**What you have to do:** Each entry is to be output precisely as it appears.

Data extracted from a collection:
• • • • •
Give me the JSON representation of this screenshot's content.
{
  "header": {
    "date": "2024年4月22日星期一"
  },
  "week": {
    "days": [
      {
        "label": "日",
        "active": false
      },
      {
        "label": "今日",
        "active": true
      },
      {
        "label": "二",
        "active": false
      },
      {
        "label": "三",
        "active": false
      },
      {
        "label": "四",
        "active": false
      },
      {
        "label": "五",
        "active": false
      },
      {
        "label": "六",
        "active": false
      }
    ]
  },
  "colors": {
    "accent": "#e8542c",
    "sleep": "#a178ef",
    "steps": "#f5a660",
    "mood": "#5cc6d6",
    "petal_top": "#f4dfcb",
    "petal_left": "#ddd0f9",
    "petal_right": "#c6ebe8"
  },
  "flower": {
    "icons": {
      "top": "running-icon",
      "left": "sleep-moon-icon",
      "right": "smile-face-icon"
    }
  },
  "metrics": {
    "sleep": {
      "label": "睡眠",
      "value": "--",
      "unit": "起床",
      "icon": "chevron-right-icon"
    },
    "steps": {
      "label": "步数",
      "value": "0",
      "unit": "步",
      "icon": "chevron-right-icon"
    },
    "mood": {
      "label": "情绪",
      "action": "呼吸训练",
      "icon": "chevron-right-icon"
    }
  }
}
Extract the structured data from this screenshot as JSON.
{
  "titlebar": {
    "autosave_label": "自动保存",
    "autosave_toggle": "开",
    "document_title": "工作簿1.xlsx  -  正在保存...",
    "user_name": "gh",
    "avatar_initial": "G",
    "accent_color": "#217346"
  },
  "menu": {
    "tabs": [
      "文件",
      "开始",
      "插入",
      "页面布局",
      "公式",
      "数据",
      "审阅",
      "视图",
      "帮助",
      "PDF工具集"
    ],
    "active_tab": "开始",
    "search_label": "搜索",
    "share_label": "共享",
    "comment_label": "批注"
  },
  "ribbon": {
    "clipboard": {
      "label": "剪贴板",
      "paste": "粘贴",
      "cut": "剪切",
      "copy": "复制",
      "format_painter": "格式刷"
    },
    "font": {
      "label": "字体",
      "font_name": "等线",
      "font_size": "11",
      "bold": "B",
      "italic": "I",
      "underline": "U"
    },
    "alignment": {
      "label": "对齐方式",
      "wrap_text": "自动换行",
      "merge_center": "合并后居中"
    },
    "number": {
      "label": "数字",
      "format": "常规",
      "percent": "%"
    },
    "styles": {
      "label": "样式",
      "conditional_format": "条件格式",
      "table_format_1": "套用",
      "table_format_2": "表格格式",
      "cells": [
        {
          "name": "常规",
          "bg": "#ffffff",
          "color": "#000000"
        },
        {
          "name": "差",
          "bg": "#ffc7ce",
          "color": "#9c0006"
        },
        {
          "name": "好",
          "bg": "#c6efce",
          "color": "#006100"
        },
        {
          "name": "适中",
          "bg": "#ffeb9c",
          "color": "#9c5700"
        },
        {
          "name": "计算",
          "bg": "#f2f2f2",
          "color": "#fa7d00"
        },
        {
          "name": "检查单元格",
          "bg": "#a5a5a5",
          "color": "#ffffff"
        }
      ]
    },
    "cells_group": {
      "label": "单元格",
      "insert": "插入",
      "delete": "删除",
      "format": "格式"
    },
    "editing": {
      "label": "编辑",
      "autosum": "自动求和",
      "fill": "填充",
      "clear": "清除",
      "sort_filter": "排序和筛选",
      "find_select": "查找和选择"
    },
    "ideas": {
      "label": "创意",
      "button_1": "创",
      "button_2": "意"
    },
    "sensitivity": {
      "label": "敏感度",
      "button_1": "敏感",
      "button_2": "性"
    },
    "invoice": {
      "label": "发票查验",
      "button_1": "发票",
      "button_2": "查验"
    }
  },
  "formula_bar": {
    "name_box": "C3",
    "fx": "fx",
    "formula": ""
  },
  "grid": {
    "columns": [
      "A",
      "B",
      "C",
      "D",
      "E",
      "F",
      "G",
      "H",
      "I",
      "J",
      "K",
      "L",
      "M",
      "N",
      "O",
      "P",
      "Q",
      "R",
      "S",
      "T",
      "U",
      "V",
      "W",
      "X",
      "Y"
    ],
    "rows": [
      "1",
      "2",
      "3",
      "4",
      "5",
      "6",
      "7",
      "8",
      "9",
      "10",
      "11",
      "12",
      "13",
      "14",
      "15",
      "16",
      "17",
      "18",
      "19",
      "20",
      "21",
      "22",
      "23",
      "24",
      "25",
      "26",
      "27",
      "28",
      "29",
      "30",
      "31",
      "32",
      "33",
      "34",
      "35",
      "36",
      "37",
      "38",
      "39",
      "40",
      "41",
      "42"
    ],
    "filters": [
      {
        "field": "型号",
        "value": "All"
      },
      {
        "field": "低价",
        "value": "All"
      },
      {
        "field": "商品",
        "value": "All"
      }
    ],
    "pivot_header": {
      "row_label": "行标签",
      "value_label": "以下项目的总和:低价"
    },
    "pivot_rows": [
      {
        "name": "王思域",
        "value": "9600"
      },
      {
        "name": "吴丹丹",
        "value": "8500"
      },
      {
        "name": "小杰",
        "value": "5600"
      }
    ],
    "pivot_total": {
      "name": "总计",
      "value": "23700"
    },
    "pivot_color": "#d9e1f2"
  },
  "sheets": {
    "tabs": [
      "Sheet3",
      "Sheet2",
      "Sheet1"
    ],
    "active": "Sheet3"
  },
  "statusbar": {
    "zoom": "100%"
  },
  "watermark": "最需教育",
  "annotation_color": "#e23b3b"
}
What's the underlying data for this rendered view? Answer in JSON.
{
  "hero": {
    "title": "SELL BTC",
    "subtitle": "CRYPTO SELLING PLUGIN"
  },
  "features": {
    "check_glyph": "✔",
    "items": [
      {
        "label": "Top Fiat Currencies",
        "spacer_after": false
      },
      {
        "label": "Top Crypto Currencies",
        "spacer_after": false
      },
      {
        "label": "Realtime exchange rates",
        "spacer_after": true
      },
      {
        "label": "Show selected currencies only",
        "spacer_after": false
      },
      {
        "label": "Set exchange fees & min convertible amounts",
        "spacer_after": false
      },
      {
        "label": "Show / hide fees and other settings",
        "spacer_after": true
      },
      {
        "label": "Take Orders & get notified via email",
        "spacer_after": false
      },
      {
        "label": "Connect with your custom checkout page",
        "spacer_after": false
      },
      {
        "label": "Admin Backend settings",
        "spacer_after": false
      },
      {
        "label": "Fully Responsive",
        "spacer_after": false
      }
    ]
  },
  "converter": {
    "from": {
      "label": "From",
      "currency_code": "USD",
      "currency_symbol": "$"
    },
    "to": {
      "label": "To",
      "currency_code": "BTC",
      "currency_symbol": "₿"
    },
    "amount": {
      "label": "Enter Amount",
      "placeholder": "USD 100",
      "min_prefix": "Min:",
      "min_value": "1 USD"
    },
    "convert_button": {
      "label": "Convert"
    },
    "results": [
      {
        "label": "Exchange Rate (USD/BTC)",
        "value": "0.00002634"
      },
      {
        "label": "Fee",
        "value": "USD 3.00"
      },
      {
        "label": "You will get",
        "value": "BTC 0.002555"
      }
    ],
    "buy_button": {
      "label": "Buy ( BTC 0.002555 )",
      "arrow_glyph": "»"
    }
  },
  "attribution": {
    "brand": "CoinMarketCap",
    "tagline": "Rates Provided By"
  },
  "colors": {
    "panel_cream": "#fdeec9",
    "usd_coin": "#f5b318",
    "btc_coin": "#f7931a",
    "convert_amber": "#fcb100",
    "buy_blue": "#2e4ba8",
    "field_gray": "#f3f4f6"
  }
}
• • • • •
**Solution:**
Give me the JSON representation of this screenshot's content.
{
  "header": {
    "date": "2024年4月22日星期一"
  },
  "week": {
    "days": [
      {
        "label": "日",
        "active": false
      },
      {
        "label": "今日",
        "active": true
      },
      {
        "label": "二",
        "active": false
      },
      {
        "label": "三",
        "active": false
      },
      {
        "label": "四",
        "active": false
      },
      {
        "label": "五",
        "active": false
      },
      {
        "label": "六",
        "active": false
      }
    ]
  },
  "colors": {
    "accent": "#e8542c",
    "sleep": "#a178ef",
    "steps": "#f5a660",
    "mood": "#5cc6d6",
    "petal_top": "#f4dfcb",
    "petal_left": "#ddd0f9",
    "petal_right": "#c6ebe8"
  },
  "flower": {
    "icons": {
      "top": "running-icon",
      "left": "sleep-moon-icon",
      "right": "smile-face-icon"
    }
  },
  "metrics": {
    "sleep": {
      "label": "睡眠",
      "value": "--",
      "unit": "起床",
      "icon": "chevron-right-icon"
    },
    "steps": {
      "label": "步数",
      "value": "0",
      "unit": "步",
      "icon": "chevron-right-icon"
    },
    "mood": {
      "label": "情绪",
      "action": "呼吸训练",
      "icon": "chevron-right-icon"
    }
  }
}
Extract the structured data from this screenshot as JSON.
{
  "titlebar": {
    "autosave_label": "自动保存",
    "autosave_toggle": "开",
    "document_title": "工作簿1.xlsx  -  正在保存...",
    "user_name": "gh",
    "avatar_initial": "G",
    "accent_color": "#217346"
  },
  "menu": {
    "tabs": [
      "文件",
      "开始",
      "插入",
      "页面布局",
      "公式",
      "数据",
      "审阅",
      "视图",
      "帮助",
      "PDF工具集"
    ],
    "active_tab": "开始",
    "search_label": "搜索",
    "share_label": "共享",
    "comment_label": "批注"
  },
  "ribbon": {
    "clipboard": {
      "label": "剪贴板",
      "paste": "粘贴",
      "cut": "剪切",
      "copy": "复制",
      "format_painter": "格式刷"
    },
    "font": {
      "label": "字体",
      "font_name": "等线",
      "font_size": "11",
      "bold": "B",
      "italic": "I",
      "underline": "U"
    },
    "alignment": {
      "label": "对齐方式",
      "wrap_text": "自动换行",
      "merge_center": "合并后居中"
    },
    "number": {
      "label": "数字",
      "format": "常规",
      "percent": "%"
    },
    "styles": {
      "label": "样式",
      "conditional_format": "条件格式",
      "table_format_1": "套用",
      "table_format_2": "表格格式",
      "cells": [
        {
          "name": "常规",
          "bg": "#ffffff",
          "color": "#000000"
        },
        {
          "name": "差",
          "bg": "#ffc7ce",
          "color": "#9c0006"
        },
        {
          "name": "好",
          "bg": "#c6efce",
          "color": "#006100"
        },
        {
          "name": "适中",
          "bg": "#ffeb9c",
          "color": "#9c5700"
        },
        {
          "name": "计算",
          "bg": "#f2f2f2",
          "color": "#fa7d00"
        },
        {
          "name": "检查单元格",
          "bg": "#a5a5a5",
          "color": "#ffffff"
        }
      ]
    },
    "cells_group": {
      "label": "单元格",
      "insert": "插入",
      "delete": "删除",
      "format": "格式"
    },
    "editing": {
      "label": "编辑",
      "autosum": "自动求和",
      "fill": "填充",
      "clear": "清除",
      "sort_filter": "排序和筛选",
      "find_select": "查找和选择"
    },
    "ideas": {
      "label": "创意",
      "button_1": "创",
      "button_2": "意"
    },
    "sensitivity": {
      "label": "敏感度",
      "button_1": "敏感",
      "button_2": "性"
    },
    "invoice": {
      "label": "发票查验",
      "button_1": "发票",
      "button_2": "查验"
    }
  },
  "formula_bar": {
    "name_box": "C3",
    "fx": "fx",
    "formula": ""
  },
  "grid": {
    "columns": [
      "A",
      "B",
      "C",
      "D",
      "E",
      "F",
      "G",
      "H",
      "I",
      "J",
      "K",
      "L",
      "M",
      "N",
      "O",
      "P",
      "Q",
      "R",
      "S",
      "T",
      "U",
      "V",
      "W",
      "X",
      "Y"
    ],
    "rows": [
      "1",
      "2",
      "3",
      "4",
      "5",
      "6",
      "7",
      "8",
      "9",
      "10",
      "11",
      "12",
      "13",
      "14",
      "15",
      "16",
      "17",
      "18",
      "19",
      "20",
      "21",
      "22",
      "23",
      "24",
      "25",
      "26",
      "27",
      "28",
      "29",
      "30",
      "31",
      "32",
      "33",
      "34",
      "35",
      "36",
      "37",
      "38",
      "39",
      "40",
      "41",
      "42"
    ],
    "filters": [
      {
        "field": "型号",
        "value": "All"
      },
      {
        "field": "低价",
        "value": "All"
      },
      {
        "field": "商品",
        "value": "All"
      }
    ],
    "pivot_header": {
      "row_label": "行标签",
      "value_label": "以下项目的总和:低价"
    },
    "pivot_rows": [
      {
        "name": "王思域",
        "value": "9600"
      },
      {
        "name": "吴丹丹",
        "value": "8500"
      },
      {
        "name": "小杰",
        "value": "5600"
      }
    ],
    "pivot_total": {
      "name": "总计",
      "value": "23700"
    },
    "pivot_color": "#d9e1f2"
  },
  "sheets": {
    "tabs": [
      "Sheet3",
      "Sheet2",
      "Sheet1"
    ],
    "active": "Sheet3"
  },
  "statusbar": {
    "zoom": "100%"
  },
  "watermark": "最需教育",
  "annotation_color": "#e23b3b"
}
What's the underlying data for this rendered view? Answer in JSON.
{
  "hero": {
    "title": "SELL BTC",
    "subtitle": "CRYPTO SELLING PLUGIN"
  },
  "features": {
    "check_glyph": "✔",
    "items": [
      {
        "label": "Top Fiat Currencies",
        "spacer_after": false
      },
      {
        "label": "Top Crypto Currencies",
        "spacer_after": false
      },
      {
        "label": "Realtime exchange rates",
        "spacer_after": true
      },
      {
        "label": "Show selected currencies only",
        "spacer_after": false
      },
      {
        "label": "Set exchange fees & min convertible amounts",
        "spacer_after": false
      },
      {
        "label": "Show / hide fees and other settings",
        "spacer_after": true
      },
      {
        "label": "Take Orders & get notified via email",
        "spacer_after": false
      },
      {
        "label": "Connect with your custom checkout page",
        "spacer_after": false
      },
      {
        "label": "Admin Backend settings",
        "spacer_after": false
      },
      {
        "label": "Fully Responsive",
        "spacer_after": false
      }
    ]
  },
  "converter": {
    "from": {
      "label": "From",
      "currency_code": "USD",
      "currency_symbol": "$"
    },
    "to": {
      "label": "To",
      "currency_code": "BTC",
      "currency_symbol": "₿"
    },
    "amount": {
      "label": "Enter Amount",
      "placeholder": "USD 100",
      "min_prefix": "Min:",
      "min_value": "1 USD"
    },
    "convert_button": {
      "label": "Convert"
    },
    "results": [
      {
        "label": "Exchange Rate (USD/BTC)",
        "value": "0.00002634"
      },
      {
        "label": "Fee",
        "value": "USD 3.00"
      },
      {
        "label": "You will get",
        "value": "BTC 0.002555"
      }
    ],
    "buy_button": {
      "label": "Buy ( BTC 0.002555 )",
      "arrow_glyph": "»"
    }
  },
  "attribution": {
    "brand": "CoinMarketCap",
    "tagline": "Rates Provided By"
  },
  "colors": {
    "panel_cream": "#fdeec9",
    "usd_coin": "#f5b318",
    "btc_coin": "#f7931a",
    "convert_amber": "#fcb100",
    "buy_blue": "#2e4ba8",
    "field_gray": "#f3f4f6"
  }
}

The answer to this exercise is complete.